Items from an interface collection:
..............................
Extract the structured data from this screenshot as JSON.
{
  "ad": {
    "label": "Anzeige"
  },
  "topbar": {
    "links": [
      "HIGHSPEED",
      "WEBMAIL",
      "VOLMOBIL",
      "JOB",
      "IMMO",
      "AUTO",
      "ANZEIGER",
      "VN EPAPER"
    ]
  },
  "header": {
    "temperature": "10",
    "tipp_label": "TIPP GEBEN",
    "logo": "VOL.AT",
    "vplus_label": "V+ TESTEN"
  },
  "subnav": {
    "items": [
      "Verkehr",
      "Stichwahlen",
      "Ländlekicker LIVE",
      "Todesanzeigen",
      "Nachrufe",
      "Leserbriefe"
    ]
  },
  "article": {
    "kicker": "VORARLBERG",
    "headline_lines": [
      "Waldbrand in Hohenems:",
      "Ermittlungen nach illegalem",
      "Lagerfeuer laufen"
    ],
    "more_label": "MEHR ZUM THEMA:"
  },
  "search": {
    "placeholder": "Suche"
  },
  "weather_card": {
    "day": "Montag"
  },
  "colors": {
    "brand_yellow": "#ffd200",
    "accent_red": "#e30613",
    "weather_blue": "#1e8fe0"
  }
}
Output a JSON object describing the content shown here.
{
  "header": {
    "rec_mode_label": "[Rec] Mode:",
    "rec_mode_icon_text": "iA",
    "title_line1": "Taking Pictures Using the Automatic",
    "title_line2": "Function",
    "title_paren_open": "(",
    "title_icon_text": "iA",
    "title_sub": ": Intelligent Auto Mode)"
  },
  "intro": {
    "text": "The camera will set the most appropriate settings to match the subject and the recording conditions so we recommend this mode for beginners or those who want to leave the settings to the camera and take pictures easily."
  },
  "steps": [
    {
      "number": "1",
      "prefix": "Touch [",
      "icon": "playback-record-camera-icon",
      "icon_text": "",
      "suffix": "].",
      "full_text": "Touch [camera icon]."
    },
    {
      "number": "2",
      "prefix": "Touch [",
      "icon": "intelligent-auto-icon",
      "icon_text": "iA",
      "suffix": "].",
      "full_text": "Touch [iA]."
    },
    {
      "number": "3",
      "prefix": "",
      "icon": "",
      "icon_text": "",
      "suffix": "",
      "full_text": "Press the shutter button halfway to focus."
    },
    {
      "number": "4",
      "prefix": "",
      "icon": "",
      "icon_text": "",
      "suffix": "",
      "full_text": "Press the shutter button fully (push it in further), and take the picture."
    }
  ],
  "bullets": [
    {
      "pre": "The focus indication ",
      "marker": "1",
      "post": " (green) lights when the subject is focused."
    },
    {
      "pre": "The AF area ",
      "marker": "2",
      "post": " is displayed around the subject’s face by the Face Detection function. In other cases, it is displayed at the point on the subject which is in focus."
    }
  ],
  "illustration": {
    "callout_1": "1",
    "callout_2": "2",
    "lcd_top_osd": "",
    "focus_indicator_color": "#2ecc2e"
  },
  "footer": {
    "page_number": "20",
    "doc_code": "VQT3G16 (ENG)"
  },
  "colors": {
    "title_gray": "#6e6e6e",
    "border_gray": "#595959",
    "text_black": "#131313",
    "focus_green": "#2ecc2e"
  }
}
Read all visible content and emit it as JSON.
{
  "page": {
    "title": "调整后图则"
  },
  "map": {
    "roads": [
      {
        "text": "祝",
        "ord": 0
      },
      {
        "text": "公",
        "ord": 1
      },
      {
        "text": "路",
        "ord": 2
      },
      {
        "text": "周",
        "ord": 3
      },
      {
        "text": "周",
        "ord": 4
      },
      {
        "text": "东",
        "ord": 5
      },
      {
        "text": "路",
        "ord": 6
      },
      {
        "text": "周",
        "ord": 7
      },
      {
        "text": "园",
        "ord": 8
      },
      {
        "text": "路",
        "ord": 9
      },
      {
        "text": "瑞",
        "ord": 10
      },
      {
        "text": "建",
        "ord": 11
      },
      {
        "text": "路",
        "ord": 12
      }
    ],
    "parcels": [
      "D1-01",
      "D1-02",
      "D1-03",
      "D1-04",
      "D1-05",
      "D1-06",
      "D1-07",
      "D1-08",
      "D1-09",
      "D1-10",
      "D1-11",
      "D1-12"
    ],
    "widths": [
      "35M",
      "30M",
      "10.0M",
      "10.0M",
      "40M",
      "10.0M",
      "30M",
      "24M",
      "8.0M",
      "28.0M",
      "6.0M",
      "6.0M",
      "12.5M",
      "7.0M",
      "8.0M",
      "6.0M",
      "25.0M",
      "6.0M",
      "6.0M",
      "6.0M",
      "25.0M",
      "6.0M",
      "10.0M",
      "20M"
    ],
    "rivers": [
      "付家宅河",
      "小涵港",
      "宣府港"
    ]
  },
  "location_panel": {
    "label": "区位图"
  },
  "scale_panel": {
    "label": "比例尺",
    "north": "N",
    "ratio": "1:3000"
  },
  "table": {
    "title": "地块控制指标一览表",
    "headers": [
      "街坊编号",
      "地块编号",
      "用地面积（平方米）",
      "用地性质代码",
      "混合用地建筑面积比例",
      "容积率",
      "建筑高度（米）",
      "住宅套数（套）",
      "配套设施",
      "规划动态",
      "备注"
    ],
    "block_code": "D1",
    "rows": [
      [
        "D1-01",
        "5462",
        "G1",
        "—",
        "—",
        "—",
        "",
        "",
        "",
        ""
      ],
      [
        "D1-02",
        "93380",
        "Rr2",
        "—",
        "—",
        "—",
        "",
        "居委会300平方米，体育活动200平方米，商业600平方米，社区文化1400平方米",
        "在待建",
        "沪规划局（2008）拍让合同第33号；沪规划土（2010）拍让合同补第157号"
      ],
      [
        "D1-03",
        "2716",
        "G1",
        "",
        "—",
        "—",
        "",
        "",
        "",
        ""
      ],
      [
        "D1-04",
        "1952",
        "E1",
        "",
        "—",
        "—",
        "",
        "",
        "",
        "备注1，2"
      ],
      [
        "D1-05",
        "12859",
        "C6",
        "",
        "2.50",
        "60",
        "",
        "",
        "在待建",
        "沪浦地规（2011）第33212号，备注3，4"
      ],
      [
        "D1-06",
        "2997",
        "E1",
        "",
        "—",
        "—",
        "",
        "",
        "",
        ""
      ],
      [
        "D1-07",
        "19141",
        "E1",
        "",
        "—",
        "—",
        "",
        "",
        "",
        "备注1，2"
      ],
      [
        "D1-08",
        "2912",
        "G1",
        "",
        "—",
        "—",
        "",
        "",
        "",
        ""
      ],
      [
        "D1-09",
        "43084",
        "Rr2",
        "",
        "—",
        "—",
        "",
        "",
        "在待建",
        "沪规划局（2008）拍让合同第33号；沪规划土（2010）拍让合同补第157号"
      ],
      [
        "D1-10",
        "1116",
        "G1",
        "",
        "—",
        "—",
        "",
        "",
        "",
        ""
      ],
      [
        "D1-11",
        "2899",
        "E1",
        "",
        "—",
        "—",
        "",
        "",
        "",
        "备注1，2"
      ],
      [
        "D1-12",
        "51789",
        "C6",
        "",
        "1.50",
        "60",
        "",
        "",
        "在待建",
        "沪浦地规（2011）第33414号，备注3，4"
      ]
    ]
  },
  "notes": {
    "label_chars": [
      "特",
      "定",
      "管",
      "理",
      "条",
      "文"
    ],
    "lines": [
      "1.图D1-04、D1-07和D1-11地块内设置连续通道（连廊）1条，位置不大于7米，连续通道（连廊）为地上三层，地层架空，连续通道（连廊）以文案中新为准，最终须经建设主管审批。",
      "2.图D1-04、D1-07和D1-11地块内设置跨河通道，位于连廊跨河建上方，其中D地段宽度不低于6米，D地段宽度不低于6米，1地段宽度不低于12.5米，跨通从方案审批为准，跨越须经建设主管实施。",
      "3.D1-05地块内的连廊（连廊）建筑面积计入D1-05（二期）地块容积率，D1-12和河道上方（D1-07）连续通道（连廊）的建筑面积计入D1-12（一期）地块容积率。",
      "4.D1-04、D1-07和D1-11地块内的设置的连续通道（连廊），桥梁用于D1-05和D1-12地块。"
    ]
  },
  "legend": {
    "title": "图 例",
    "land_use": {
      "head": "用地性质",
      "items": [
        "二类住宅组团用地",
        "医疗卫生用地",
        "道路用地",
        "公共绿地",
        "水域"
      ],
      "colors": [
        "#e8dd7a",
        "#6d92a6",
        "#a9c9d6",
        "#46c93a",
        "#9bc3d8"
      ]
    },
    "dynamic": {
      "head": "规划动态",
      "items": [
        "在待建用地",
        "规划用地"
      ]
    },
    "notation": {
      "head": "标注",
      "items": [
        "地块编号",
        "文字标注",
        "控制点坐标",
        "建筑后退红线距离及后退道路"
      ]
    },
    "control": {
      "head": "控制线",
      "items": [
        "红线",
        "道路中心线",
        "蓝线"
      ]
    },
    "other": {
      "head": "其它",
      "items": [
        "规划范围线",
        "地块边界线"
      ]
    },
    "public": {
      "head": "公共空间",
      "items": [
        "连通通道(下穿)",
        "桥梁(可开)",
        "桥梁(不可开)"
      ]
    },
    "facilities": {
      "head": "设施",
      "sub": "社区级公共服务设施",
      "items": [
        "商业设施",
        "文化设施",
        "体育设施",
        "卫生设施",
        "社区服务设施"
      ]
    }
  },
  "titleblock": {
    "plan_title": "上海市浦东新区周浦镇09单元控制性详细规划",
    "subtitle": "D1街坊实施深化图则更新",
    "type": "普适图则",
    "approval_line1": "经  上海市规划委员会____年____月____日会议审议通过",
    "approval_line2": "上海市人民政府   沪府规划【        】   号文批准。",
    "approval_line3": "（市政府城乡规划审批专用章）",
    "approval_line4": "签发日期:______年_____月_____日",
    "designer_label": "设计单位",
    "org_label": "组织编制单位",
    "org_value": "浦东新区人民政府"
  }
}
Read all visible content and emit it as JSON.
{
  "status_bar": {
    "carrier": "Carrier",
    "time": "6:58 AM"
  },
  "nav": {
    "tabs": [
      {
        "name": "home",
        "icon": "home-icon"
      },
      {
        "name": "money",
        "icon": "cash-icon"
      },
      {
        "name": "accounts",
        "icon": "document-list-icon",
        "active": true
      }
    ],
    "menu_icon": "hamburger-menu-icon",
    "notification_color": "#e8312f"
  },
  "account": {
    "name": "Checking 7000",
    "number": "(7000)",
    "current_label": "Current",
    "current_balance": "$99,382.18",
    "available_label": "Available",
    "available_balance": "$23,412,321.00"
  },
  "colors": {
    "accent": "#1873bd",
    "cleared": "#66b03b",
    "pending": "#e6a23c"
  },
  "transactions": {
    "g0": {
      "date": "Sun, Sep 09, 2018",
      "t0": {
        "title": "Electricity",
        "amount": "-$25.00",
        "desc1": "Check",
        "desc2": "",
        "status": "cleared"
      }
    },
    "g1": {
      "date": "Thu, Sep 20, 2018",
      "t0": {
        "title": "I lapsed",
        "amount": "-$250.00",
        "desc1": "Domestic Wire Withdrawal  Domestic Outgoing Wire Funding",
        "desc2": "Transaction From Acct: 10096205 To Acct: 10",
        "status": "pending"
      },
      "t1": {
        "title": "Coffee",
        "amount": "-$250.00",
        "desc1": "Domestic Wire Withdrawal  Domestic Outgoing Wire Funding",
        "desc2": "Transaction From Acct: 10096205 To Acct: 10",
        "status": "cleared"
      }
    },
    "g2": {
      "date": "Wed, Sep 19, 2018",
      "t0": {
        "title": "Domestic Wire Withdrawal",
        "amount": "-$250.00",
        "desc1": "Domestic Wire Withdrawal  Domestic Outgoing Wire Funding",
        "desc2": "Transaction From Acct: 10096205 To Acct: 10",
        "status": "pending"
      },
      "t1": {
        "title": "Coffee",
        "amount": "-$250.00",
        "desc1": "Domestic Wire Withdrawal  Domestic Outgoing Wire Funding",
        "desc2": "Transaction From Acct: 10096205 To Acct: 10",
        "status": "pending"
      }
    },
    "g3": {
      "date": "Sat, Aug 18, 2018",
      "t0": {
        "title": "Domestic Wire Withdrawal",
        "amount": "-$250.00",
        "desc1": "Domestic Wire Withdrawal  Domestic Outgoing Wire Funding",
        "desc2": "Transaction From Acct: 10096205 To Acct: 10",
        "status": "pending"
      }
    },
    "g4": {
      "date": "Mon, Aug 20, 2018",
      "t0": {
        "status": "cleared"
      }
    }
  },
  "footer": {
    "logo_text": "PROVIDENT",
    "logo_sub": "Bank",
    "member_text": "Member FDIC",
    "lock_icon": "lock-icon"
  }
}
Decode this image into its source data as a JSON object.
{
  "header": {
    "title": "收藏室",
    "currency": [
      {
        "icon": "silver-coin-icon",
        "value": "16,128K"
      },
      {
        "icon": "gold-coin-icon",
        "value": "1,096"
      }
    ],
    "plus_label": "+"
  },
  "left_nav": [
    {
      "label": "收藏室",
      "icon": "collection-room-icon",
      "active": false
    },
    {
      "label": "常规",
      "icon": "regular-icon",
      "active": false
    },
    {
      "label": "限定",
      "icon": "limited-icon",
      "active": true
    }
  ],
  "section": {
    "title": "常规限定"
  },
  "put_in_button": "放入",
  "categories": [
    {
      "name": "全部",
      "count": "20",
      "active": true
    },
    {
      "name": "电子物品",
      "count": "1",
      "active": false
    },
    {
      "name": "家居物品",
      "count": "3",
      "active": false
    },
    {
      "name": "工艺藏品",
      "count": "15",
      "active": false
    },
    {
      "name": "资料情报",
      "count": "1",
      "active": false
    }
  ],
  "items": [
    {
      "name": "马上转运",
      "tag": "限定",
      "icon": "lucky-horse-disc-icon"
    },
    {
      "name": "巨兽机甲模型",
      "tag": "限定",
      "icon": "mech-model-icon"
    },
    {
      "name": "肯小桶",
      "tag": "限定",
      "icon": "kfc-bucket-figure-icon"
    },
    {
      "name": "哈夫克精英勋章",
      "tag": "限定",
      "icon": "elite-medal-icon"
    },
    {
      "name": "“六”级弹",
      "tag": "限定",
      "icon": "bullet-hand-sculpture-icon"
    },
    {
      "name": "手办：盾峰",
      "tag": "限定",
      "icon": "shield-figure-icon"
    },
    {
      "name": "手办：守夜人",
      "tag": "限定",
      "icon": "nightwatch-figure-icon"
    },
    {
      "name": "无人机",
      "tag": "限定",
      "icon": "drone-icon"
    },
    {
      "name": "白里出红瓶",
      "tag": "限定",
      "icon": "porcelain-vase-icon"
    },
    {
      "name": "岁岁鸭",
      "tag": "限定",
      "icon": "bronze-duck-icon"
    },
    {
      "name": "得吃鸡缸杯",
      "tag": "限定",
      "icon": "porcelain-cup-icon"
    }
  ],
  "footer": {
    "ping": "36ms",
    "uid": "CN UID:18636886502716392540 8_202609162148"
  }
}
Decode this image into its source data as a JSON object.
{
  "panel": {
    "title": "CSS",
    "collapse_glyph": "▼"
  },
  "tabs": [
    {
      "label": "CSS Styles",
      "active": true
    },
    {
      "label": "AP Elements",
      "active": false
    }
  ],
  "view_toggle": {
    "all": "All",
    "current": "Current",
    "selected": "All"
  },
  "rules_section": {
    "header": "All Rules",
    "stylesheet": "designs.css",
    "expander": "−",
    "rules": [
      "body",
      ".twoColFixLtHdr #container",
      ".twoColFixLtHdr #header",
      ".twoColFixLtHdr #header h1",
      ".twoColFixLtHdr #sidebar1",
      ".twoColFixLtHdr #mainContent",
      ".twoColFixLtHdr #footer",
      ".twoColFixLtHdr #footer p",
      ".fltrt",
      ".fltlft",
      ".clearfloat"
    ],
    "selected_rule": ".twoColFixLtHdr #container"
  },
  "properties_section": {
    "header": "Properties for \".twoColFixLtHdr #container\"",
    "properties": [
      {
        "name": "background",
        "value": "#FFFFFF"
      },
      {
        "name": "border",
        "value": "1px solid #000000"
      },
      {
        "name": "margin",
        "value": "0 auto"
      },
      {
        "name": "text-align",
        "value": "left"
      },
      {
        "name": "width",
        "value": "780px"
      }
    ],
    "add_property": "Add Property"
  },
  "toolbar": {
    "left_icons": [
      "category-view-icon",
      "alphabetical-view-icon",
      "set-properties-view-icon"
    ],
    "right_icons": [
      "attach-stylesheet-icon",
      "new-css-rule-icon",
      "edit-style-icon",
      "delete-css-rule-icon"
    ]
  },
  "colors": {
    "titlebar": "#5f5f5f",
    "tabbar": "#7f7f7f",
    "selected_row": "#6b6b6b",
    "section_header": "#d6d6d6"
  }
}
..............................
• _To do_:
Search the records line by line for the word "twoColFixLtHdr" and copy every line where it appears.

• _Solution to this problem_:
      ".twoColFixLtHdr #container",
      ".twoColFixLtHdr #header",
      ".twoColFixLtHdr #header h1",
      ".twoColFixLtHdr #sidebar1",
      ".twoColFixLtHdr #mainContent",
      ".twoColFixLtHdr #footer",
      ".twoColFixLtHdr #footer p",
    "selected_rule": ".twoColFixLtHdr #container"
    "header": "Properties for \".twoColFixLtHdr #container\"",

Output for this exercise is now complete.